=== Exercise instructions ===
Keeping every line intact, repeat the data word for word.
═════ Information
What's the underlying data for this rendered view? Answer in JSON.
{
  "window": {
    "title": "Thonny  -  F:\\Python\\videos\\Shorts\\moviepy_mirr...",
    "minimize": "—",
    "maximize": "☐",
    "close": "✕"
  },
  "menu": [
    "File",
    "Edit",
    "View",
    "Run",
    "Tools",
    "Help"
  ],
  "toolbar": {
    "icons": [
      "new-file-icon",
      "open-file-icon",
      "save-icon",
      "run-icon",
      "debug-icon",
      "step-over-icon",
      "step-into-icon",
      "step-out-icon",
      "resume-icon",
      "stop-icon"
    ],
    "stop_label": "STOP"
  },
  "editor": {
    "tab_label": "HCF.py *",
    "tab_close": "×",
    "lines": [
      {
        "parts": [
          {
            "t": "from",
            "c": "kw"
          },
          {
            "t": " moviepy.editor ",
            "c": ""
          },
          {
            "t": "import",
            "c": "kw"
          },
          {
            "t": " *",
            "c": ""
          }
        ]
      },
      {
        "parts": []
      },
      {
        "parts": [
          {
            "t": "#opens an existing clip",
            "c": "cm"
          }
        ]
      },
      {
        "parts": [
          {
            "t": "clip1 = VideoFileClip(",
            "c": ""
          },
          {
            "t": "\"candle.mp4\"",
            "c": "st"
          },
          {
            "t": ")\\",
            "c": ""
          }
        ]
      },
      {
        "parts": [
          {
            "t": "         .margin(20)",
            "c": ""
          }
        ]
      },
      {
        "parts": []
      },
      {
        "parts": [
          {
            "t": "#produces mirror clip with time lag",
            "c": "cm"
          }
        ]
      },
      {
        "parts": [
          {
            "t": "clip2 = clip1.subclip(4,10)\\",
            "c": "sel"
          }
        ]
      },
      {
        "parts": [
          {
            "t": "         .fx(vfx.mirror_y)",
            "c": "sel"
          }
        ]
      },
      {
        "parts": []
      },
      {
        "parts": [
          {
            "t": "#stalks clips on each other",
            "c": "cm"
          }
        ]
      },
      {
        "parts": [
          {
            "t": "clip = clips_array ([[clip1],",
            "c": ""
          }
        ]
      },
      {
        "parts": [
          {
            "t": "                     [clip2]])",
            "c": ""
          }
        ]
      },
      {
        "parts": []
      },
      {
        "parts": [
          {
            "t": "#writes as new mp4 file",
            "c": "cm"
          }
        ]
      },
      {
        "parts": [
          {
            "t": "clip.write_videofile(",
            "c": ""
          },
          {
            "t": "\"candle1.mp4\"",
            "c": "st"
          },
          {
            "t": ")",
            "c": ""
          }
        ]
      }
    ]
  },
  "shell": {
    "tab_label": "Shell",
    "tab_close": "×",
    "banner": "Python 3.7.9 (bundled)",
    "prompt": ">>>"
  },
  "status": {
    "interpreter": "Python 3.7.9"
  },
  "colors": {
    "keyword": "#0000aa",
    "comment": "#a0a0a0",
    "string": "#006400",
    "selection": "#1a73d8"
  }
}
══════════
=== Written solution ===
What's the underlying data for this rendered view? Answer in JSON.
{
  "window": {
    "title": "Thonny  -  F:\\Python\\videos\\Shorts\\moviepy_mirr...",
    "minimize": "—",
    "maximize": "☐",
    "close": "✕"
  },
  "menu": [
    "File",
    "Edit",
    "View",
    "Run",
    "Tools",
    "Help"
  ],
  "toolbar": {
    "icons": [
      "new-file-icon",
      "open-file-icon",
      "save-icon",
      "run-icon",
      "debug-icon",
      "step-over-icon",
      "step-into-icon",
      "step-out-icon",
      "resume-icon",
      "stop-icon"
    ],
    "stop_label": "STOP"
  },
  "editor": {
    "tab_label": "HCF.py *",
    "tab_close": "×",
    "lines": [
      {
        "parts": [
          {
            "t": "from",
            "c": "kw"
          },
          {
            "t": " moviepy.editor ",
            "c": ""
          },
          {
            "t": "import",
            "c": "kw"
          },
          {
            "t": " *",
            "c": ""
          }
        ]
      },
      {
        "parts": []
      },
      {
        "parts": [
          {
            "t": "#opens an existing clip",
            "c": "cm"
          }
        ]
      },
      {
        "parts": [
          {
            "t": "clip1 = VideoFileClip(",
            "c": ""
          },
          {
            "t": "\"candle.mp4\"",
            "c": "st"
          },
          {
            "t": ")\\",
            "c": ""
          }
        ]
      },
      {
        "parts": [
          {
            "t": "         .margin(20)",
            "c": ""
          }
        ]
      },
      {
        "parts": []
      },
      {
        "parts": [
          {
            "t": "#produces mirror clip with time lag",
            "c": "cm"
          }
        ]
      },
      {
        "parts": [
          {
            "t": "clip2 = clip1.subclip(4,10)\\",
            "c": "sel"
          }
        ]
      },
      {
        "parts": [
          {
            "t": "         .fx(vfx.mirror_y)",
            "c": "sel"
          }
        ]
      },
      {
        "parts": []
      },
      {
        "parts": [
          {
            "t": "#stalks clips on each other",
            "c": "cm"
          }
        ]
      },
      {
        "parts": [
          {
            "t": "clip = clips_array ([[clip1],",
            "c": ""
          }
        ]
      },
      {
        "parts": [
          {
            "t": "                     [clip2]])",
            "c": ""
          }
        ]
      },
      {
        "parts": []
      },
      {
        "parts": [
          {
            "t": "#writes as new mp4 file",
            "c": "cm"
          }
        ]
      },
      {
        "parts": [
          {
            "t": "clip.write_videofile(",
            "c": ""
          },
          {
            "t": "\"candle1.mp4\"",
            "c": "st"
          },
          {
            "t": ")",
            "c": ""
          }
        ]
      }
    ]
  },
  "shell": {
    "tab_label": "Shell",
    "tab_close": "×",
    "banner": "Python 3.7.9 (bundled)",
    "prompt": ">>>"
  },
  "status": {
    "interpreter": "Python 3.7.9"
  },
  "colors": {
    "keyword": "#0000aa",
    "comment": "#a0a0a0",
    "string": "#006400",
    "selection": "#1a73d8"
  }
}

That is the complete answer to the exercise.